Despite a lack of funding as well as handling animal shelter duties for several neighboring communities, the city of San Jose’s Animal Care & Services department is placing more stray cats and dogs with owners than at any other time.
The city of San Jose’s Department of Animal Care & Services is the place to seek out regarding all things animals. Actually, San Jose provides animal services for other neighboring cities too, including Cupertino, Los Gatos, Milpitas and Saratoga on a contractual basis.
Residents often call about barking dog complaints, a roaming dangerous animal, stray animals and, sadly, dead animal pick up. Last year, there were over 22,000 calls made to the animal services department. These calls initiated staff to go to the scene of where the animal in question was, and 93 percent of the priority calls were visited in one hour. (An aggressive dog, for example, is a Priority 1 call.)
Outside of service calls, the other main function of the department is operating the animal shelter on Monterey Highway. Over 17,000 domestic animals were provided shelter last year with over 3,400 adoptions. The sheltering of dogs increased slightly while cats dropped. Many credit the spay/neuter services provided at the shelter for the reduction in cats. A neighbor of mine has trapped approximately 30 cats and brings them in to be spayed/neutered and then releases them back where she found them.
The goal of the shelter is to have a high Live Release Rate, which means animals are adopted instead of euthanized. For public shelters, a very successful goal is 80 percent.

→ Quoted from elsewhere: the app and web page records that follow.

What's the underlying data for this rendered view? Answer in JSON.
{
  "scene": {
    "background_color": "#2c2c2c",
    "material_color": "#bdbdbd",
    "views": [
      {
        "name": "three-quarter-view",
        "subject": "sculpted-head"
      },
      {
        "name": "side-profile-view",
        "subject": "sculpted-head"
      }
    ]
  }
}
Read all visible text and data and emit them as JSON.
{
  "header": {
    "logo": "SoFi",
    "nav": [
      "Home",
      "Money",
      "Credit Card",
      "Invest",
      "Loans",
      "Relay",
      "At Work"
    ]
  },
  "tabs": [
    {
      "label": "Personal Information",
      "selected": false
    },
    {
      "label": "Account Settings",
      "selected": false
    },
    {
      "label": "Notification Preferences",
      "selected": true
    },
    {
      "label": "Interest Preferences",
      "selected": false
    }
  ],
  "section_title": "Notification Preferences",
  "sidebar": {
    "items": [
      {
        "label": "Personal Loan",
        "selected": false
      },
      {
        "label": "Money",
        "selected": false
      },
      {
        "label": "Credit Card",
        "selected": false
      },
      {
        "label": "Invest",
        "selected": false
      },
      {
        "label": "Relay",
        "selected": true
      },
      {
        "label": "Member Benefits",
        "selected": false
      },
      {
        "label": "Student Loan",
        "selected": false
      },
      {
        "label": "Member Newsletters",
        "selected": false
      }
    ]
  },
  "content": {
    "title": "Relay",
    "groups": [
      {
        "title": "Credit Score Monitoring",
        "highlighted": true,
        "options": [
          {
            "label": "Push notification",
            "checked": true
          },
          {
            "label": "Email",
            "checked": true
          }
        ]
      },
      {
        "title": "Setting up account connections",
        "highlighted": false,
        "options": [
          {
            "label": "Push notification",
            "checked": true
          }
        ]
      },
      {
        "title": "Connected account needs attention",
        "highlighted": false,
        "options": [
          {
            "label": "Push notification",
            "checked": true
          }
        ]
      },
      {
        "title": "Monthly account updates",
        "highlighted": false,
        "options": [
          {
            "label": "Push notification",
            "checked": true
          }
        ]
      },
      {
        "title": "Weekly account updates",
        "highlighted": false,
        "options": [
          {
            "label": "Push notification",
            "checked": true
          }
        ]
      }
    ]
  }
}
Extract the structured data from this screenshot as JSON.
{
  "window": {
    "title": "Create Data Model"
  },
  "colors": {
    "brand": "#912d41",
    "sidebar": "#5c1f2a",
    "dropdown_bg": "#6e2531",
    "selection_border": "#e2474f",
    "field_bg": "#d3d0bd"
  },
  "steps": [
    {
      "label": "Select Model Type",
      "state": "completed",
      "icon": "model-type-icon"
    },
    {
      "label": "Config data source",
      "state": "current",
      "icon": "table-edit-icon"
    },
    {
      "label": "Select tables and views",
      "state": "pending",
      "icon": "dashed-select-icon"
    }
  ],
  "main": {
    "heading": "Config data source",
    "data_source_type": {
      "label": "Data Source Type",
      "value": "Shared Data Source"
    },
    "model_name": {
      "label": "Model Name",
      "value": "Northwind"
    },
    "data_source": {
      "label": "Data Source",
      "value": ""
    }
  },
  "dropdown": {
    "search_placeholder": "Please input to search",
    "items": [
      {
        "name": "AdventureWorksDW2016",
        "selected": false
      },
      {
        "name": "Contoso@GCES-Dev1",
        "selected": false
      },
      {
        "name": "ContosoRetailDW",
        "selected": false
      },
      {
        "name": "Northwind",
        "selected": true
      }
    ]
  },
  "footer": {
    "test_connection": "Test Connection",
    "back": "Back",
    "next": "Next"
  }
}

San Jose is at 70 percent, which is actually the best it has ever been and much higher than the national average of 36 percent.
The license amnesty program approved by the Council resulted in over 7,000 more pet licenses and brought in approximately $350,000 in fee revenue. One good reason to license pets is the ability to reunite a lost pet with a pet owner. In the standard tradition of the state of California neglecting local government, the city of San Jose is owed more than $2 million for unfunded state mandates by Sacramento.
Overall, there are approximately 90 million cats and 75 million dogs in the USA. Animals are like family to many of us and they play an important role in our lives. A discussion with the Animal Care Services Department and Humane Society, plus a related documentary, will be held Monday, March 12, at 6:30pm at San Jose City Hall.